* [RECORDS SUPPLIED]:
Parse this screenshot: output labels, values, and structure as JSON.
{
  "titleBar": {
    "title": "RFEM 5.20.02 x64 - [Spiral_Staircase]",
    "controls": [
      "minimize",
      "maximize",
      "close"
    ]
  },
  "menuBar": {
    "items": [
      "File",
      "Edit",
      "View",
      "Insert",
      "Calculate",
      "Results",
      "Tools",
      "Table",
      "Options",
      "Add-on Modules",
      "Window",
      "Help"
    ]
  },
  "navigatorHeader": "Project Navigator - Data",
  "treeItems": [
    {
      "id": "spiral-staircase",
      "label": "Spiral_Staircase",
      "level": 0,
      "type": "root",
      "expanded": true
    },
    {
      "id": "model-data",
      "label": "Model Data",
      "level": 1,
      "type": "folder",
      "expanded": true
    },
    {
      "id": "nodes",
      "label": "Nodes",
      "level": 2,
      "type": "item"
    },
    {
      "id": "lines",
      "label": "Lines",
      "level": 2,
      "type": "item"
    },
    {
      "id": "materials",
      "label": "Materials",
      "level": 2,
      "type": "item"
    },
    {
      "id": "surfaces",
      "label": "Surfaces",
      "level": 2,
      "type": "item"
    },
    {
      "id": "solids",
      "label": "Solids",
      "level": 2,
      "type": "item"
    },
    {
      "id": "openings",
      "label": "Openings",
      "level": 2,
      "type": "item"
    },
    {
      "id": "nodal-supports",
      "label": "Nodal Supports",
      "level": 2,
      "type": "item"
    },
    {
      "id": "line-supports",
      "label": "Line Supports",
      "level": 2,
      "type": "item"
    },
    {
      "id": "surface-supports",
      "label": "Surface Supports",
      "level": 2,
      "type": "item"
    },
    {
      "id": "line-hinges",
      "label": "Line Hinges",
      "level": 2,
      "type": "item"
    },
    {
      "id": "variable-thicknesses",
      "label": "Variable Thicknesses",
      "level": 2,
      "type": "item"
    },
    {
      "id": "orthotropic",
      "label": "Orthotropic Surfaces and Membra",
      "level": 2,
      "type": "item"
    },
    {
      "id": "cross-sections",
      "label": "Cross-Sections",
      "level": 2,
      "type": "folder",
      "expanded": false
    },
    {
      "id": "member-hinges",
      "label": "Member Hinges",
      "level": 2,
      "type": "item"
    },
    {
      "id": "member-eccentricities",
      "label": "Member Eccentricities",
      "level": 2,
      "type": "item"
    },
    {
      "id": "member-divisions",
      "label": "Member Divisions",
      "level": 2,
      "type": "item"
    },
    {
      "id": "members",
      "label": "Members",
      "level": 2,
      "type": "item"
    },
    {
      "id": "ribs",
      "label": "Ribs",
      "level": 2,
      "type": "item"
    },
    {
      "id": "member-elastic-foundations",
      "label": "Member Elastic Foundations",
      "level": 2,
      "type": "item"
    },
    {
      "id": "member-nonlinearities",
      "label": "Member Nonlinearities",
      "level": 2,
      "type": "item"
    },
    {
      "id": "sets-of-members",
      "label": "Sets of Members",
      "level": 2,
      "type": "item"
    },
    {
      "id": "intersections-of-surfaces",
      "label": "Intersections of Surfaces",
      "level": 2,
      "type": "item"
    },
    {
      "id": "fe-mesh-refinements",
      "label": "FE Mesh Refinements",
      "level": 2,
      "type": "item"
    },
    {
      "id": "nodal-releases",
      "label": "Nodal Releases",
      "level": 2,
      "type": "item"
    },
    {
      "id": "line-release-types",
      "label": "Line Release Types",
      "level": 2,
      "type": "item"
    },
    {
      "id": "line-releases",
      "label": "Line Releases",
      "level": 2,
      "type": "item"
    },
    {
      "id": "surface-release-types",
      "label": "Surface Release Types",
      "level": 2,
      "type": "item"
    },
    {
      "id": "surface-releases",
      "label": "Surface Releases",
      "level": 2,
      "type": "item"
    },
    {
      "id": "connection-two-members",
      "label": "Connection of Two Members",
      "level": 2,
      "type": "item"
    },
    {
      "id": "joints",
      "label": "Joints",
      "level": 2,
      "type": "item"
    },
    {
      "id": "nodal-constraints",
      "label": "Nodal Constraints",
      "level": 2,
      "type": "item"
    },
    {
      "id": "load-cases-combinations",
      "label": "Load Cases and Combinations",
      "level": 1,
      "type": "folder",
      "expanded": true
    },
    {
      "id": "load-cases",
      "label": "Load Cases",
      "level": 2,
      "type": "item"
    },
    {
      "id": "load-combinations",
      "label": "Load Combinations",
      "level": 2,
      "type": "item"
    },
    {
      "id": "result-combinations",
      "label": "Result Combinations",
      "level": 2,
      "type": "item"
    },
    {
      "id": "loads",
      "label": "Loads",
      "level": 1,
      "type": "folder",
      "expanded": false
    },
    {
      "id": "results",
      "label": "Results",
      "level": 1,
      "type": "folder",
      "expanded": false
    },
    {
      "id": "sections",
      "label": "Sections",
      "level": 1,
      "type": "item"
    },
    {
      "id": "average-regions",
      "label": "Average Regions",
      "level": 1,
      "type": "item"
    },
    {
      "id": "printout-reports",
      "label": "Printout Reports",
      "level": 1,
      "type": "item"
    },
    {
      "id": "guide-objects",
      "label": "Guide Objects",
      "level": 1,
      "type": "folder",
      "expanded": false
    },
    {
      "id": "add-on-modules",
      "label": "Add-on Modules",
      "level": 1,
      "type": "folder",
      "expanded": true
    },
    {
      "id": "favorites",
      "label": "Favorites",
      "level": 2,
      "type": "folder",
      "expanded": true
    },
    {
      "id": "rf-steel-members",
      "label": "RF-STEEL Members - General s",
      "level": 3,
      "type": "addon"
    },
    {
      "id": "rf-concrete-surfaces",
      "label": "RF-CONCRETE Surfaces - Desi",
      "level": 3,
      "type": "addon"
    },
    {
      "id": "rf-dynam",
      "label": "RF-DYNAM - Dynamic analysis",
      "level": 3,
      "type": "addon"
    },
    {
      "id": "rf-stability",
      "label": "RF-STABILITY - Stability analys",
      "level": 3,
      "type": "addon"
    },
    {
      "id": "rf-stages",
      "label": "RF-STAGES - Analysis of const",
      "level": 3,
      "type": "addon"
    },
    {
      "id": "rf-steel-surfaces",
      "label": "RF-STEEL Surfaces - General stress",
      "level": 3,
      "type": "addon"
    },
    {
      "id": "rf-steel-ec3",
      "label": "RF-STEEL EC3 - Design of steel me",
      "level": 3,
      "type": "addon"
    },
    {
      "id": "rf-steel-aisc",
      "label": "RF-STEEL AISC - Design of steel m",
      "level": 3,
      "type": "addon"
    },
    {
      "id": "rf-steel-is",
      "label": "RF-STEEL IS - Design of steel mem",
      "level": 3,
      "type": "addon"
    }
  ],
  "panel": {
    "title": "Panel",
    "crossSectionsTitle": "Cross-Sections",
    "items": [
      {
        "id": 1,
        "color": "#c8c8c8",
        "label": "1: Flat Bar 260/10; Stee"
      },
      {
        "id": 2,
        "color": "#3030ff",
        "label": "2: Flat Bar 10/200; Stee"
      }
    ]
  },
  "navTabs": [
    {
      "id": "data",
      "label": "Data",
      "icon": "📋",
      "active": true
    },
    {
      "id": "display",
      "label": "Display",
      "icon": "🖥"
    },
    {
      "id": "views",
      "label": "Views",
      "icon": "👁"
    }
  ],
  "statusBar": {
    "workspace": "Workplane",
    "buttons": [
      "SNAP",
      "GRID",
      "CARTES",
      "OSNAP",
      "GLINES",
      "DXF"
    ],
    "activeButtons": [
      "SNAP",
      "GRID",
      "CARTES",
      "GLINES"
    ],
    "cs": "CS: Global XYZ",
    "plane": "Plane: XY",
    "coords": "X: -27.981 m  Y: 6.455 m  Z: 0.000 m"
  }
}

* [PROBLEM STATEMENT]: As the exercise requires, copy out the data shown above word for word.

* [RESULT BELOW]:
Parse this screenshot: output labels, values, and structure as JSON.
{
  "titleBar": {
    "title": "RFEM 5.20.02 x64 - [Spiral_Staircase]",
    "controls": [
      "minimize",
      "maximize",
      "close"
    ]
  },
  "menuBar": {
    "items": [
      "File",
      "Edit",
      "View",
      "Insert",
      "Calculate",
      "Results",
      "Tools",
      "Table",
      "Options",
      "Add-on Modules",
      "Window",
      "Help"
    ]
  },
  "navigatorHeader": "Project Navigator - Data",
  "treeItems": [
    {
      "id": "spiral-staircase",
      "label": "Spiral_Staircase",
      "level": 0,
      "type": "root",
      "expanded": true
    },
    {
      "id": "model-data",
      "label": "Model Data",
      "level": 1,
      "type": "folder",
      "expanded": true
    },
    {
      "id": "nodes",
      "label": "Nodes",
      "level": 2,
      "type": "item"
    },
    {
      "id": "lines",
      "label": "Lines",
      "level": 2,
      "type": "item"
    },
    {
      "id": "materials",
      "label": "Materials",
      "level": 2,
      "type": "item"
    },
    {
      "id": "surfaces",
      "label": "Surfaces",
      "level": 2,
      "type": "item"
    },
    {
      "id": "solids",
      "label": "Solids",
      "level": 2,
      "type": "item"
    },
    {
      "id": "openings",
      "label": "Openings",
      "level": 2,
      "type": "item"
    },
    {
      "id": "nodal-supports",
      "label": "Nodal Supports",
      "level": 2,
      "type": "item"
    },
    {
      "id": "line-supports",
      "label": "Line Supports",
      "level": 2,
      "type": "item"
    },
    {
      "id": "surface-supports",
      "label": "Surface Supports",
      "level": 2,
      "type": "item"
    },
    {
      "id": "line-hinges",
      "label": "Line Hinges",
      "level": 2,
      "type": "item"
    },
    {
      "id": "variable-thicknesses",
      "label": "Variable Thicknesses",
      "level": 2,
      "type": "item"
    },
    {
      "id": "orthotropic",
      "label": "Orthotropic Surfaces and Membra",
      "level": 2,
      "type": "item"
    },
    {
      "id": "cross-sections",
      "label": "Cross-Sections",
      "level": 2,
      "type": "folder",
      "expanded": false
    },
    {
      "id": "member-hinges",
      "label": "Member Hinges",
      "level": 2,
      "type": "item"
    },
    {
      "id": "member-eccentricities",
      "label": "Member Eccentricities",
      "level": 2,
      "type": "item"
    },
    {
      "id": "member-divisions",
      "label": "Member Divisions",
      "level": 2,
      "type": "item"
    },
    {
      "id": "members",
      "label": "Members",
      "level": 2,
      "type": "item"
    },
    {
      "id": "ribs",
      "label": "Ribs",
      "level": 2,
      "type": "item"
    },
    {
      "id": "member-elastic-foundations",
      "label": "Member Elastic Foundations",
      "level": 2,
      "type": "item"
    },
    {
      "id": "member-nonlinearities",
      "label": "Member Nonlinearities",
      "level": 2,
      "type": "item"
    },
    {
      "id": "sets-of-members",
      "label": "Sets of Members",
      "level": 2,
      "type": "item"
    },
    {
      "id": "intersections-of-surfaces",
      "label": "Intersections of Surfaces",
      "level": 2,
      "type": "item"
    },
    {
      "id": "fe-mesh-refinements",
      "label": "FE Mesh Refinements",
      "level": 2,
      "type": "item"
    },
    {
      "id": "nodal-releases",
      "label": "Nodal Releases",
      "level": 2,
      "type": "item"
    },
    {
      "id": "line-release-types",
      "label": "Line Release Types",
      "level": 2,
      "type": "item"
    },
    {
      "id": "line-releases",
      "label": "Line Releases",
      "level": 2,
      "type": "item"
    },
    {
      "id": "surface-release-types",
      "label": "Surface Release Types",
      "level": 2,
      "type": "item"
    },
    {
      "id": "surface-releases",
      "label": "Surface Releases",
      "level": 2,
      "type": "item"
    },
    {
      "id": "connection-two-members",
      "label": "Connection of Two Members",
      "level": 2,
      "type": "item"
    },
    {
      "id": "joints",
      "label": "Joints",
      "level": 2,
      "type": "item"
    },
    {
      "id": "nodal-constraints",
      "label": "Nodal Constraints",
      "level": 2,
      "type": "item"
    },
    {
      "id": "load-cases-combinations",
      "label": "Load Cases and Combinations",
      "level": 1,
      "type": "folder",
      "expanded": true
    },
    {
      "id": "load-cases",
      "label": "Load Cases",
      "level": 2,
      "type": "item"
    },
    {
      "id": "load-combinations",
      "label": "Load Combinations",
      "level": 2,
      "type": "item"
    },
    {
      "id": "result-combinations",
      "label": "Result Combinations",
      "level": 2,
      "type": "item"
    },
    {
      "id": "loads",
      "label": "Loads",
      "level": 1,
      "type": "folder",
      "expanded": false
    },
    {
      "id": "results",
      "label": "Results",
      "level": 1,
      "type": "folder",
      "expanded": false
    },
    {
      "id": "sections",
      "label": "Sections",
      "level": 1,
      "type": "item"
    },
    {
      "id": "average-regions",
      "label": "Average Regions",
      "level": 1,
      "type": "item"
    },
    {
      "id": "printout-reports",
      "label": "Printout Reports",
      "level": 1,
      "type": "item"
    },
    {
      "id": "guide-objects",
      "label": "Guide Objects",
      "level": 1,
      "type": "folder",
      "expanded": false
    },
    {
      "id": "add-on-modules",
      "label": "Add-on Modules",
      "level": 1,
      "type": "folder",
      "expanded": true
    },
    {
      "id": "favorites",
      "label": "Favorites",
      "level": 2,
      "type": "folder",
      "expanded": true
    },
    {
      "id": "rf-steel-members",
      "label": "RF-STEEL Members - General s",
      "level": 3,
      "type": "addon"
    },
    {
      "id": "rf-concrete-surfaces",
      "label": "RF-CONCRETE Surfaces - Desi",
      "level": 3,
      "type": "addon"
    },
    {
      "id": "rf-dynam",
      "label": "RF-DYNAM - Dynamic analysis",
      "level": 3,
      "type": "addon"
    },
    {
      "id": "rf-stability",
      "label": "RF-STABILITY - Stability analys",
      "level": 3,
      "type": "addon"
    },
    {
      "id": "rf-stages",
      "label": "RF-STAGES - Analysis of const",
      "level": 3,
      "type": "addon"
    },
    {
      "id": "rf-steel-surfaces",
      "label": "RF-STEEL Surfaces - General stress",
      "level": 3,
      "type": "addon"
    },
    {
      "id": "rf-steel-ec3",
      "label": "RF-STEEL EC3 - Design of steel me",
      "level": 3,
      "type": "addon"
    },
    {
      "id": "rf-steel-aisc",
      "label": "RF-STEEL AISC - Design of steel m",
      "level": 3,
      "type": "addon"
    },
    {
      "id": "rf-steel-is",
      "label": "RF-STEEL IS - Design of steel mem",
      "level": 3,
      "type": "addon"
    }
  ],
  "panel": {
    "title": "Panel",
    "crossSectionsTitle": "Cross-Sections",
    "items": [
      {
        "id": 1,
        "color": "#c8c8c8",
        "label": "1: Flat Bar 260/10; Stee"
      },
      {
        "id": 2,
        "color": "#3030ff",
        "label": "2: Flat Bar 10/200; Stee"
      }
    ]
  },
  "navTabs": [
    {
      "id": "data",
      "label": "Data",
      "icon": "📋",
      "active": true
    },
    {
      "id": "display",
      "label": "Display",
      "icon": "🖥"
    },
    {
      "id": "views",
      "label": "Views",
      "icon": "👁"
    }
  ],
  "statusBar": {
    "workspace": "Workplane",
    "buttons": [
      "SNAP",
      "GRID",
      "CARTES",
      "OSNAP",
      "GLINES",
      "DXF"
    ],
    "activeButtons": [
      "SNAP",
      "GRID",
      "CARTES",
      "GLINES"
    ],
    "cs": "CS: Global XYZ",
    "plane": "Plane: XY",
    "coords": "X: -27.981 m  Y: 6.455 m  Z: 0.000 m"
  }
}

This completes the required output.